From: Grist for the Mill by Ram Dass
If you want to play a little bit with a renunciation practice, pick some desire that you encounter every day. You decide which one: the desire to eat something or other, the desire for a cigarette, whatever it is you want to play with. Pick something that you usually give in to every day – like, let’s say, a cup of coffee in the morning – and for one day, don’t do it. Then the next day, do it much more than you usually would – have two cups of coffee. Start to study your reactions. Notice the difference in your feelings toward the desire on the first day and on the second day.
Maybe another time you’ll want to take two desires to work with: one day don’t satisfy one and doubly satisfy the other, and then flip them around. Try to be very attentive to what’s going through your mind about it. If you’re keeping a journal, write about it in your journal. Start to relate to your desires as something you can scrutinize rather than as things that totally suck you in all the time, things that consume you. Get into a friendly relationship with your desires. Play with them, instead of being driven by them all the time. Desires get to be fun, really, once we’re observing them instead of mechanically reacting to them.
The whole game of renunciation and purification is an experiment – an experiment in how quickly we can extricate ourselves from being attached to our desire systems. Notice that it isn’t a question of getting rid of desires – that’s a misunderstanding.
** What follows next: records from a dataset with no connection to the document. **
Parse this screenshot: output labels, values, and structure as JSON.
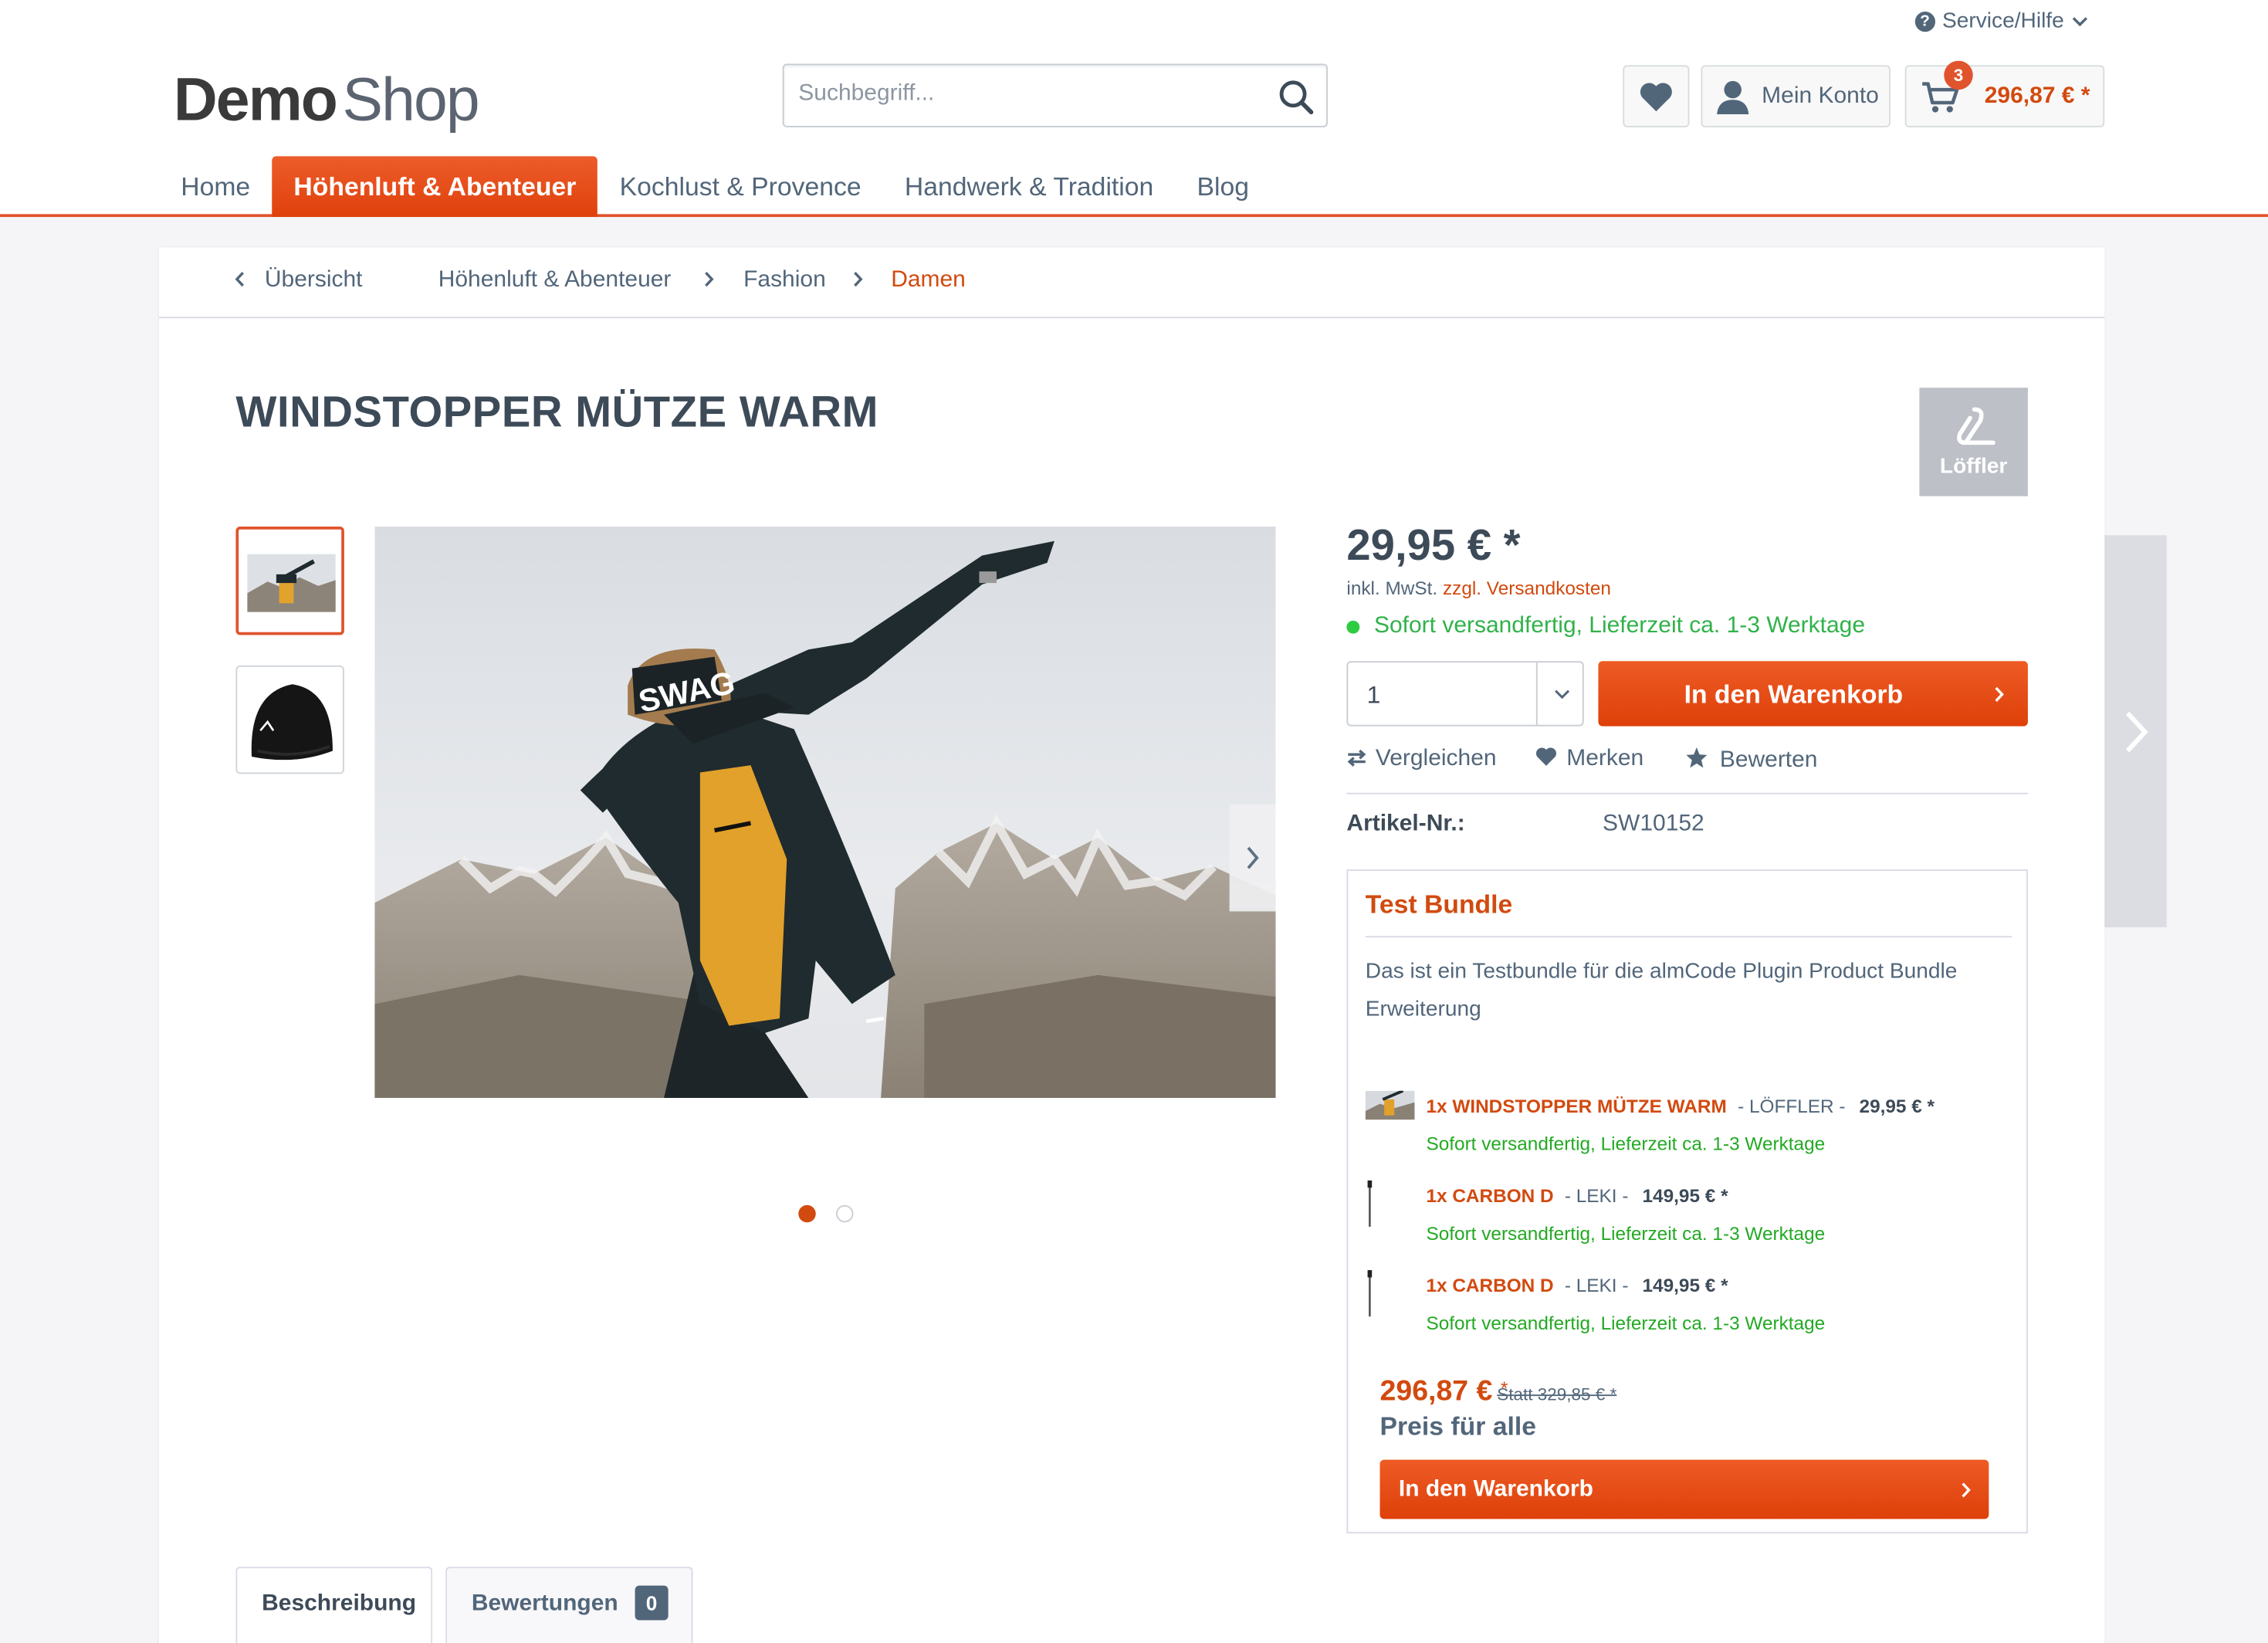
{
  "header": {
    "service_label": "Service/Hilfe",
    "logo_part1": "Demo",
    "logo_part2": "Shop",
    "search_placeholder": "Suchbegriff...",
    "account_label": "Mein Konto",
    "cart_count": "3",
    "cart_total": "296,87 € *"
  },
  "nav": {
    "items": [
      "Home",
      "Höhenluft & Abenteuer",
      "Kochlust & Provence",
      "Handwerk & Tradition",
      "Blog"
    ],
    "active": "Höhenluft & Abenteuer"
  },
  "breadcrumb": {
    "back_label": "Übersicht",
    "items": [
      "Höhenluft & Abenteuer",
      "Fashion",
      "Damen"
    ]
  },
  "product": {
    "title": "WINDSTOPPER MÜTZE WARM",
    "brand_name": "Löffler",
    "price": "29,95 € *",
    "tax_note": "inkl. MwSt.",
    "shipping_link": "zzgl. Versandkosten",
    "delivery": "Sofort versandfertig, Lieferzeit ca. 1-3 Werktage",
    "quantity": "1",
    "cart_button": "In den Warenkorb",
    "actions": {
      "compare": "Vergleichen",
      "remember": "Merken",
      "rate": "Bewerten"
    },
    "article_label": "Artikel-Nr.:",
    "article_number": "SW10152",
    "image_text": "SWAG"
  },
  "bundle": {
    "title": "Test Bundle",
    "description": "Das ist ein Testbundle für die almCode Plugin Product Bundle Erweiterung",
    "items": [
      {
        "name": "1x WINDSTOPPER MÜTZE WARM",
        "brand": "- LÖFFLER -",
        "price": "29,95 € *",
        "status": "Sofort versandfertig, Lieferzeit ca. 1-3 Werktage"
      },
      {
        "name": "1x CARBON D",
        "brand": "- LEKI -",
        "price": "149,95 € *",
        "status": "Sofort versandfertig, Lieferzeit ca. 1-3 Werktage"
      },
      {
        "name": "1x CARBON D",
        "brand": "- LEKI -",
        "price": "149,95 € *",
        "status": "Sofort versandfertig, Lieferzeit ca. 1-3 Werktage"
      }
    ],
    "total": "296,87 €",
    "total_star": "*",
    "instead": "Statt 329,85 € *",
    "price_label": "Preis für alle",
    "cart_button": "In den Warenkorb"
  },
  "tabs": {
    "description": "Beschreibung",
    "reviews": "Bewertungen",
    "reviews_count": "0"
  },
  "colors": {
    "accent": "#e0542d",
    "cart_red": "#d24a0f",
    "success_green": "#30b24a",
    "text": "#52667a"
  },
  "icons": [
    "question-circle-icon",
    "chevron-down-icon",
    "search-icon",
    "heart-icon",
    "user-icon",
    "cart-icon",
    "chevron-left-icon",
    "chevron-right-icon",
    "compare-icon",
    "star-icon"
  ]
}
Trust me, the desires will stay around! We’re just loosening their hold on us, getting clear enough of them so we can see them in some sort of context.
from Paths to God: Living The Bhagavad Gita by Ram Dass
One day a rabbi, in a frenzy of religious passion,rushed in before the ark, fell to his knees, and started beating his breast, crying, “I’m nobody! I’m nobody!”
The cantor of the synagogue, impressed by this example of spiritual humility, joined the rabbi on his knees. “I’m nobody! I’m nobody!”
The “shamus” (custodian), watching from the corner, couldn’t restrain himself either. He joined the other two on his knees, calling out, “I’m nobody! I’m nobody!”
At which point the rabbi, nudging the cantor with his elbow, pointed at the custodian and said, “Look who thinks he’s nobody!”
From: How Can I Help? by Ram Dass and Paul Gorman